Even after all the other great symphonies and cycles you’ve done, is Beethoven still a challenge?
It really is. And not just because conductors are simple people who only ever want to conduct Wagner’s Ring or record a Beethoven cycle. There is the sense this is an event because of all the music that comes after it: this is like going back to the source of everything. For so many members of the orchestra, Beethoven was one of the first composers they loved. Somehow it is music that keeps you honest. You look at yourself reflected in the Beethoven mirror and there aren’t many places to hide. It shows you where you are.
Do you have to find a balance between treating the symphonies individually and as part of a cycle?
There’s always a journey from the First Symphony, which could be Haydn on steroids, to the Ninth, which points to Bruckner and Mahler. One of Beethoven’s favourite things was the idea that ‘opposites can also be true’. The Fifth and Sixth are as different as can be and were written almost in response to each other. Sometimes the way we play and rehearse the symphonies reflects that. We often play the Seventh and Fourth together, and have to shake ourselves after the Seventh to remember that the Fourth is not an ecstactic, violent, dangerous thing – it’s much more intimate. So in some ways you have to find a different style for each piece.
You recorded a Beethoven cycle with the Vienna Philharmonic in 2002. What different qualities do these two orchestras bring?
It’s very hard to say, but the Vienna Philharmonic is an opera orchestra, so there’s something to do with refinement and giving way to other people, while the Berlin Philharmonic simply goes for it and burns into everybody’s consciousness. As I’ve got older, I try to do less with the surface of the music, to fiddle around with it less. I’ve found myself extremely inspired by Sir Charles Mackerras’s last cycle, not just his electricity but also the sheer directness of utterance, which seemed to me so true to Beethoven.
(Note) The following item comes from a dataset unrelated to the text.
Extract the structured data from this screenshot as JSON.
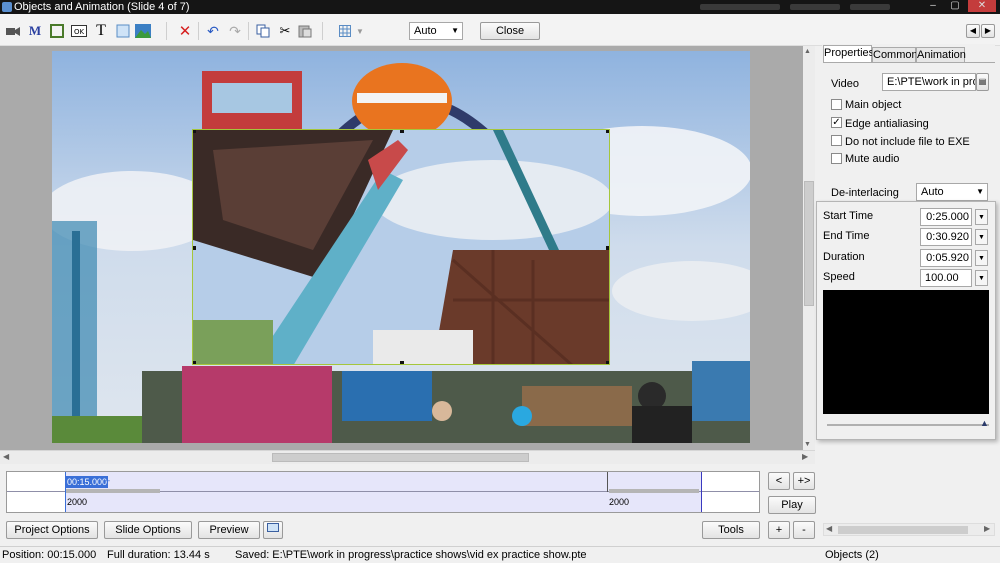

This interview first appeared in the July 2016 issue, when Sir Simon Rattle's recording of all of Beethoven's symphonies was Recording of the Month. Click here to read the review.